After a day of hope and euphoria, the risk-off trade came back into the spotlight on Wednesday. Much of this stemmed from reports of worrisome economic data. Perhaps the big stock charts can provide a glimmer of hope for battered and bruised investors.
First of all, U.S. retail sales declined by 8.7% during the month of March. That’s the worst single-month decline on record, and the Commerce Department has been tracking this data since 1992. Grocery stores and pharmacies apparently did well due to stockpiling. However, those were the only bright spots in a dismal month for the retail sector.
At the same time, the the Empire State Manufacturing Index fell to a historic low of -78.2. This indicator measures manufacturing activity in the New York area. To give you a reference point, it was -34.3 during the worst part of the financial crisis.
In light of this data, today’s big stock charts will concentrate on banks, the first wave of mega-cap companies to report earnings this season. Banks have been hit especially hard during the spread of the novel coronavirus.
Bank of America (BAC)
Shareholders will probably be disheartened to learn that Bank of America (NYSE:BAC) saw its first-quarter 2020 profits decline by 45%. In all likelihood, the fundamental damage will show up in the chart.
- The candlestick printed on Wednesday is an inverted hammer. That is typically understood as a bearish candle. The upper wick shows that the buyers tried to push the price up but eventually failed to do so.
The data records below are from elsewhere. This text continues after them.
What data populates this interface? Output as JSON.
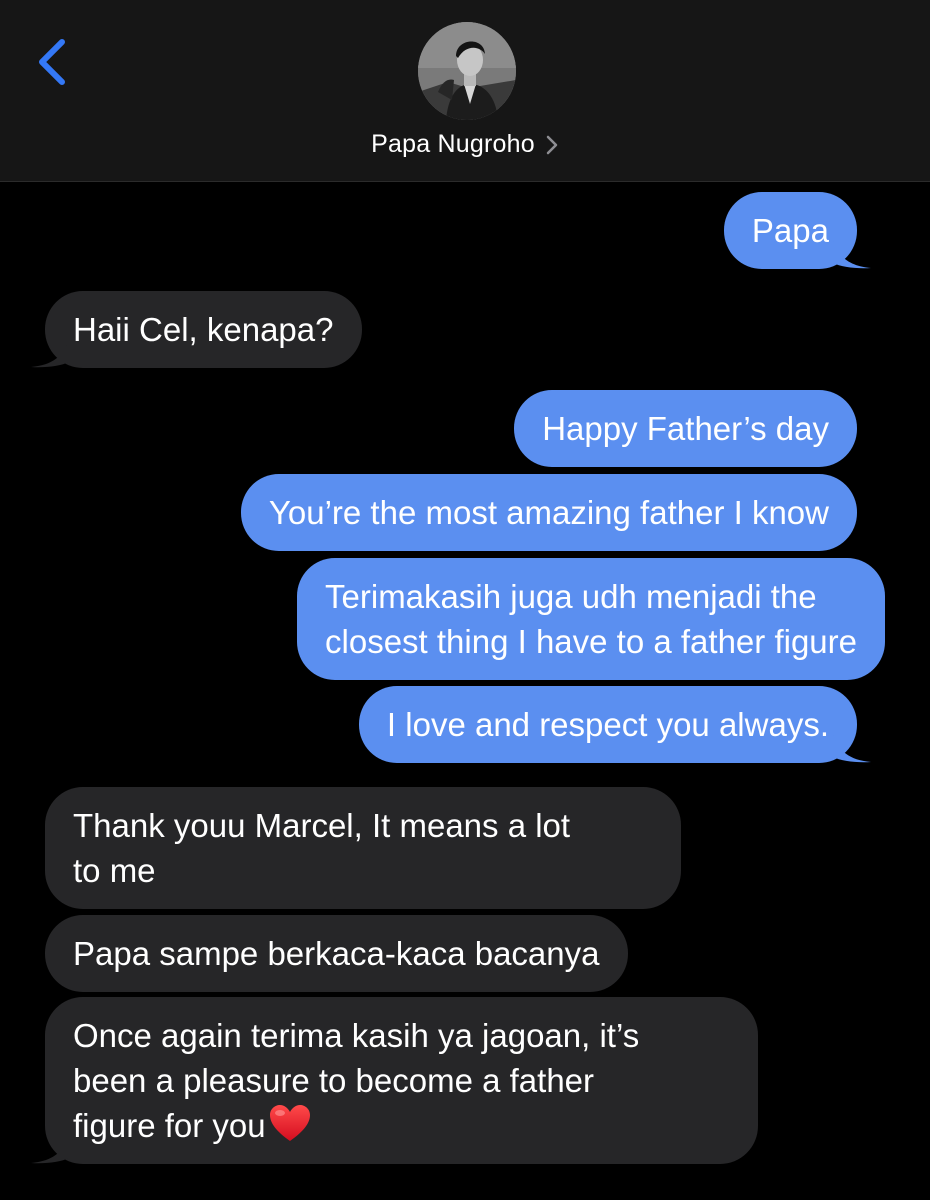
{
  "header": {
    "back_icon": "chevron-left-icon",
    "contact_name": "Papa Nugroho",
    "contact_chevron_icon": "chevron-right-icon",
    "accent_color": "#3478f6"
  },
  "thread": {
    "sent_color": "#5b8ff0",
    "received_color": "#262628",
    "messages": [
      {
        "direction": "sent",
        "lines": [
          "Papa"
        ]
      },
      {
        "direction": "received",
        "lines": [
          "Haii Cel, kenapa?"
        ]
      },
      {
        "direction": "sent",
        "lines": [
          "Happy Father’s day"
        ]
      },
      {
        "direction": "sent",
        "lines": [
          "You’re the most amazing father I know"
        ]
      },
      {
        "direction": "sent",
        "lines": [
          "Terimakasih juga udh menjadi the",
          "closest thing I have to a father figure"
        ]
      },
      {
        "direction": "sent",
        "lines": [
          "I love and respect you always."
        ]
      },
      {
        "direction": "received",
        "lines": [
          "Thank youu Marcel, It means a lot",
          "to me"
        ]
      },
      {
        "direction": "received",
        "lines": [
          "Papa sampe berkaca-kaca bacanya"
        ]
      },
      {
        "direction": "received",
        "lines": [
          "Once again terima kasih ya jagoan, it’s",
          "been a pleasure to become a father",
          "figure for you"
        ],
        "trailing_icon": "red-heart-icon"
      }
    ]
  }
}
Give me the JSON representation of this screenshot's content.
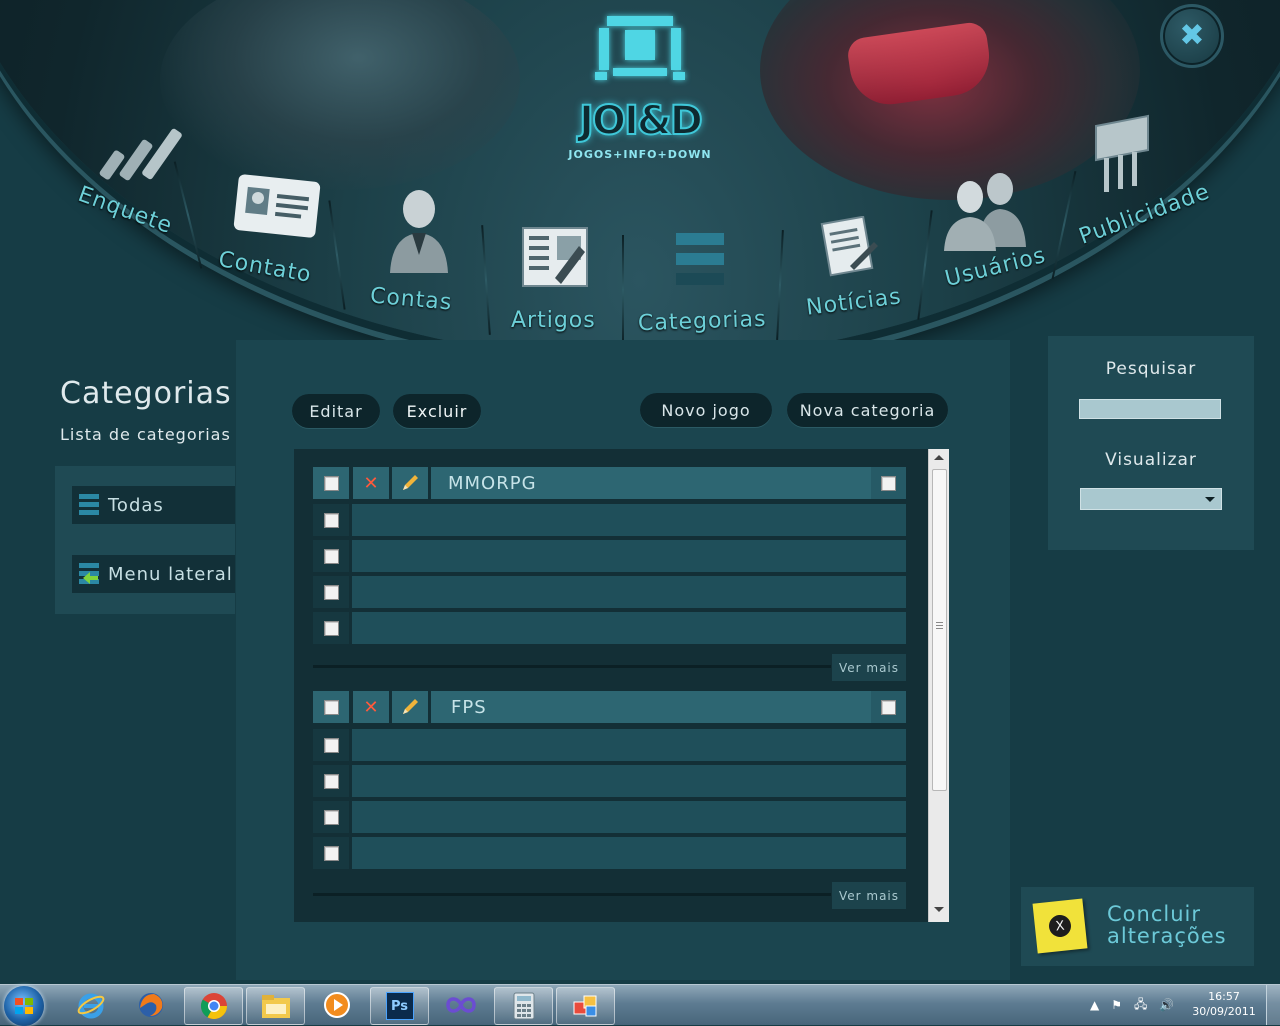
{
  "app": {
    "logo_text": "JOI&D",
    "logo_tagline": "JOGOS+INFO+DOWN"
  },
  "nav": {
    "items": [
      {
        "label": "Enquete",
        "icon": "poll-bars-icon"
      },
      {
        "label": "Contato",
        "icon": "contact-card-icon"
      },
      {
        "label": "Contas",
        "icon": "user-account-icon"
      },
      {
        "label": "Artigos",
        "icon": "article-edit-icon"
      },
      {
        "label": "Categorias",
        "icon": "category-list-icon"
      },
      {
        "label": "Notícias",
        "icon": "news-document-icon"
      },
      {
        "label": "Usuários",
        "icon": "users-group-icon"
      },
      {
        "label": "Publicidade",
        "icon": "billboard-icon"
      }
    ]
  },
  "page": {
    "title": "Categorias",
    "subtitle": "Lista de categorias"
  },
  "sidebar": {
    "items": [
      {
        "label": "Todas",
        "icon": "list-icon"
      },
      {
        "label": "Menu lateral",
        "icon": "side-menu-arrow-icon"
      }
    ]
  },
  "toolbar": {
    "edit_label": "Editar",
    "delete_label": "Excluir",
    "new_game_label": "Novo jogo",
    "new_category_label": "Nova categoria"
  },
  "categories": [
    {
      "name": "MMORPG",
      "rows": 4,
      "more_label": "Ver mais"
    },
    {
      "name": "FPS",
      "rows": 4,
      "more_label": "Ver mais"
    }
  ],
  "right_panel": {
    "search_label": "Pesquisar",
    "search_value": "",
    "view_label": "Visualizar",
    "view_value": ""
  },
  "finish": {
    "line1": "Concluir",
    "line2": "alterações",
    "note_letter": "X"
  },
  "taskbar": {
    "apps": [
      "internet-explorer-icon",
      "firefox-icon",
      "chrome-icon",
      "file-explorer-icon",
      "media-player-icon",
      "photoshop-icon",
      "visual-studio-icon",
      "calculator-icon",
      "paint-icon"
    ],
    "photoshop_label": "Ps",
    "time": "16:57",
    "date": "30/09/2011"
  },
  "colors": {
    "accent": "#6dd0d8",
    "background": "#163c45",
    "panel": "#1f4a54",
    "row": "#1f4f5a",
    "header_row": "#2d6672"
  }
}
- BAC stock is currently below two out of the three most commonly watched moving averages. Specifically, it’s far below the 200-day moving average, which is a long-term trend indicator. It’s also below the 50-day moving average, which indicates the medium-term trend. Now it’s struggling to stay above the short-term 20-day moving average.
- The support level to watch is $18. It’s not strong support because the price has only visited there once on the chart. Still, if BAC stock falls below that level, look out below and please always respect your stop-losses.
JPMorgan Chase (JPM)
Undoubtedly it’s been challenging for a financial institution like JPMorgan Chase (NYSE:JPM) to remain profitable during the pandemic. After all, businesses and people are trying to save money nowadays, not embark on new financial ventures. Maybe the second of our big stock charts can shed some light on the future trajectory for JPM stock.
- This one’s showing an inverted hammer candlestick for Wednesday, much like what we saw with BAC stock. It’s also on fairly heavy volume, so it appears that the bears are in charge at the moment with JPM stock.
- The stock is now far below the 200- and the 50-day moving averages, so there’s a lot of catching up to do. Interestingly, Wednesday’s candle is sitting right on top of the 20-day moving average. Traders will want to watch this line and see if JPM stock breaks below it.
- $105 was support but is now resistance. The bulls will definitely want to see the stock pierce that level with strong volume.
Wells Fargo (WFC)
Until the coronavirus curve “flattens” for a while, big banks could continue to struggle. Wells Fargo (NYSE:WFC) is one of America’s most famous banking names. Yet, even this bank has felt the impact of a jittery financial landscape. With all of that in mind, let’s hone in on the chart to see how WFC stock has been behaving.
- The most obvious feature of this chart is the massive falling wedge pattern. The downward angle on that wedge is pretty scary and isn’t a positive sign.
- With Wednesday’s price action, WFC stock fell below the 20-day moving average. That puts it below all three of the major moving averages.
- Dip buyers, please be cautious here. The bulls will want to see WFC stock overtake and hold $30 at the very least. Should it fail to do so, all bets are off at that point and the bears will be in full control.
As of this writing, David Moadel did not hold a position in any of the aforementioned securities.